The Truth, Paul Hellyer and various other Roswell fanatics, is that there is no secret program to cover up evidence of recent visits by extraterrestrials. No matter how efficient any secret organization trying to hide things like these might be, eventually they need to replace their personnel. Where would they get the replacements? Do they raise them in camps and indoctrinate them from birth? No, they'd probably go to the organization that has the most people who know how to (kinda) keep secrets -- the military. People going to such an organization would be missed by their friends. Eventually, enough people would figure out that something was wrong, and rumors would start. I come from an organization that would be expected to provide people for such an enterprise, and we don't. And this is something big enough that people would go to the press, or get the word out to their buddies. It hasn't happened.
As I've said before, Hanlon's Razor and Occam's Razor generally apply: Most bad things that happen in the world are because of stupidity rather than conspiracy, and the simplest explanation is usually the best.
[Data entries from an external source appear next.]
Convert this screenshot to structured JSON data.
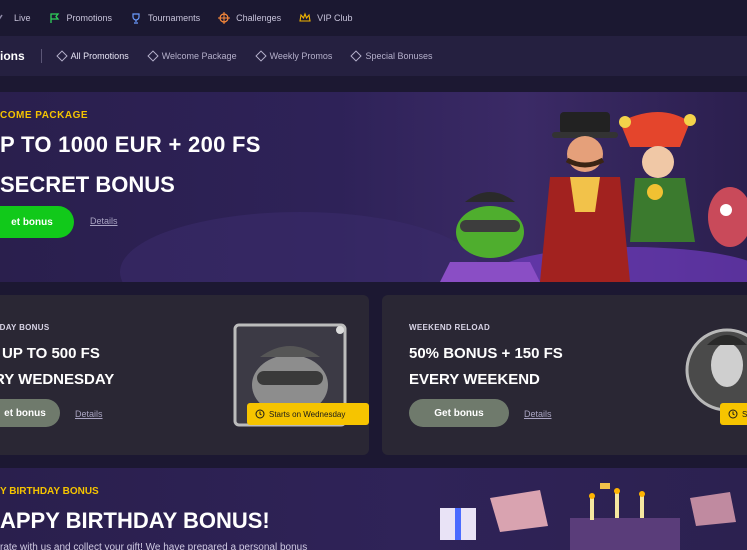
{
  "topnav": {
    "items": [
      {
        "label": "Live",
        "icon": "live-icon"
      },
      {
        "label": "Promotions",
        "icon": "flag-icon"
      },
      {
        "label": "Tournaments",
        "icon": "trophy-icon"
      },
      {
        "label": "Challenges",
        "icon": "target-icon"
      },
      {
        "label": "VIP Club",
        "icon": "crown-icon"
      }
    ]
  },
  "subnav": {
    "title": "ions",
    "tabs": [
      {
        "label": "All Promotions"
      },
      {
        "label": "Welcome Package"
      },
      {
        "label": "Weekly Promos"
      },
      {
        "label": "Special Bonuses"
      }
    ]
  },
  "welcome": {
    "eyebrow": "COME PACKAGE",
    "line1": "P TO 1000 EUR + 200 FS",
    "line2": "SECRET BONUS",
    "cta": "et bonus",
    "details": "Details"
  },
  "cards": [
    {
      "eyebrow": "SDAY BONUS",
      "line1": "UP TO 500 FS",
      "line2": "RY WEDNESDAY",
      "cta": "et bonus",
      "details": "Details",
      "pill": "Starts on Wednesday"
    },
    {
      "eyebrow": "WEEKEND RELOAD",
      "line1": "50% BONUS + 150 FS",
      "line2": "EVERY WEEKEND",
      "cta": "Get bonus",
      "details": "Details",
      "pill": "S"
    }
  ],
  "birthday": {
    "eyebrow": "Y BIRTHDAY BONUS",
    "title": "APPY BIRTHDAY BONUS!",
    "desc": "rate with us and collect your gift! We have prepared a personal bonus"
  },
  "colors": {
    "accent_yellow": "#f5c400",
    "cta_green": "#11c91a",
    "cta_grey": "#6f7a6c",
    "bg_dark": "#1c1832"
  }
}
I ask my readers to try to pass this brief message on to the conspiracy theorists in your social circle; you'll be glad you did. (Actually, you won't, because it'll just get them going off on a rant if they're a true believer. It's kinda fun, though, to hear them carry on.)
Post-script: I had thought that maybe I was the first blogger to use this particular literary device, but a quick Google search shows that at least one person did it before me. I don't feel too bad, though, since that person is the incomparable Steven den Beste. While I wasn't original in the strictest sense, I will claim that I at least came up with the format independently.